Estate planning is one of the most important decisions you will ever make for both you and your loved ones. And yet, so many people delay putting that plan in place. Perhaps it’s because it’s uncomfortable and even a little sad to think about or discuss the day we die. It could also be that most of us genuinely believe we have time — that wills, trusts, and powers of attorney are the things we set up when we’re older and wiser, not when we’re young and have our entire lives in front of us.
But the reality is that life circumstances change in the blink of an eye. And it’s not always death.
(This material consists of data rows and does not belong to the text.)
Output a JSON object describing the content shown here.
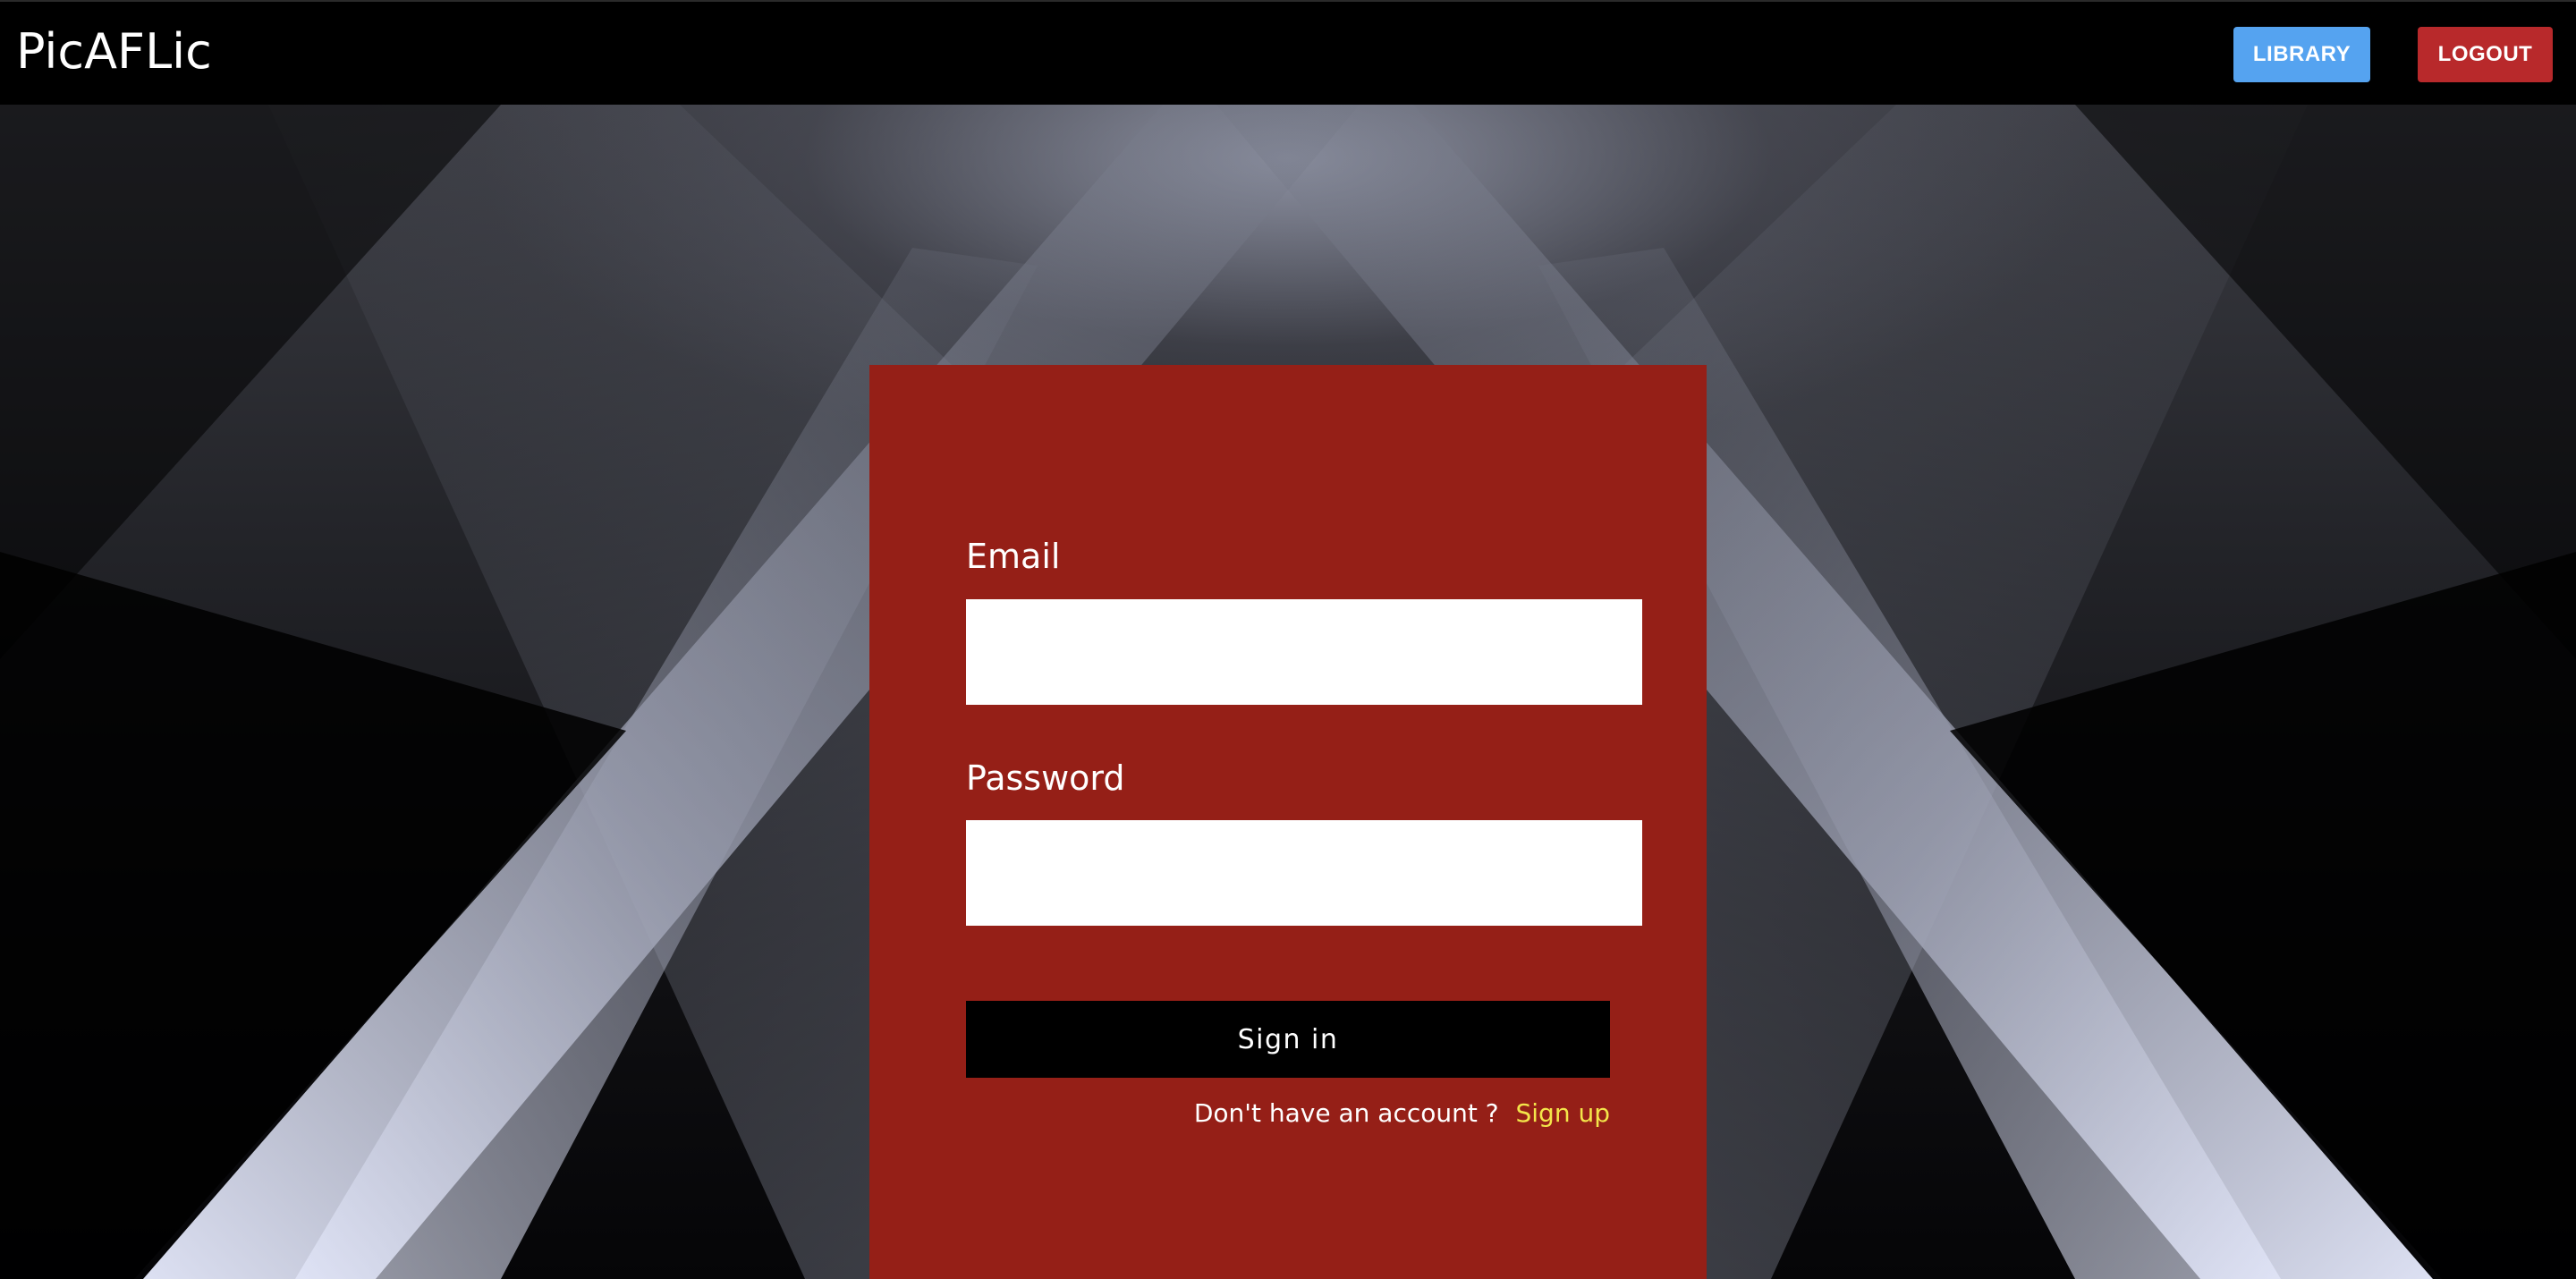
{
  "header": {
    "brand": "PicAFLic",
    "library_label": "LIBRARY",
    "logout_label": "LOGOUT"
  },
  "login_form": {
    "email_label": "Email",
    "email_value": "",
    "password_label": "Password",
    "password_value": "",
    "signin_label": "Sign in",
    "no_account_text": "Don't have an account ?",
    "signup_label": "Sign up"
  },
  "colors": {
    "library_button": "#55a3f0",
    "logout_button": "#b8292b",
    "card_background": "#951f17",
    "signup_link": "#f3e54a",
    "signin_button": "#000000"
  }
}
It could be short or long-term incapacitation, life-altering injuries, illnesses, or even major life changes such as divorce, remarriage, kids, etc.
The bottom line is that it’s better to be prepared instead of forcing your loved ones to scramble in the moment.
What is estate planning?
In its simplest form, estate planning is the process of making it clearly known through a series of legal documents what your wishes are after you die or become incapacitated and can’t make decisions for yourself. Think of it as an extremely detailed and carefully-crafted list of instructions, and it covers everything from what to do with your assets and who gets what to where and how you want to be buried, who will care for your minor children, and who is in charge of seeing all of this through to fruition.
Estate planning can be overwhelming, especially when you think about everything you own (cars, jewelry, houses, investments, savings, retirement, land, etc.), the myriad of ways you hope to protect your loved ones, and the legacy you leave behind.
Depending upon your needs and circumstances, proper estate planning could involve a variety of documents:
- Healthcare directives
- Power of Attorney
- Various other documents
The benefits of estate planning are limitless
Though not a complete list by any means, below are 15 benefits of estate planning:
- You can provide for your family and protect them even in death.
- Flexibility in estate planning allows you to plan for death or incapacity.
- You can minimize your expenses and avoid unnecessary taxes.
- There are no misconceptions or misunderstandings about what you want.
- You can be as specific as you want when it comes to who inherits what and when.
- Estate planning can ensure your business continues with a succession plan.
- You can pass on assets in a way that minimizes tax burdens on loved ones.
- You can provide for those who need help (example: a child with special needs).
- You can often name your child’s guardian in the event of your death.
- You can avoid a lengthy probate if you have a trust.
- Estate planning minimizes the chances of family arguments and legal battles.
- Estate planning saves your family from having to make difficult decisions.
- You can modify your estate plan as your life circumstances change.
- You can give your loved ones clarity and yourself peace of mind.
- You can create a legacy.
Our attorneys will help you to create legal instruments to distribute your assets according to your wishes, nominate a guardian for minor children, minimize family disputes, avoid probate and estate administration, and plan for incapacity. Where you fall in that conversation may not be clearly defined until we can sit down, dive into your unique situation, and determine the best course for everyone involved.
Please call Christman Ramsey & Foster, PC, for your legal needs today!
Please consult an attorney for advice about your situation. The material on this website and in this or any blog article we publish are for informational purposes only and do not constitute legal advice. The attorneys at Christman Ramsey & Foster, PC believe in tailoring legal advice and solutions to your circumstances.
We have an unwavering commitment to helping our clients at each stage of their legal situation.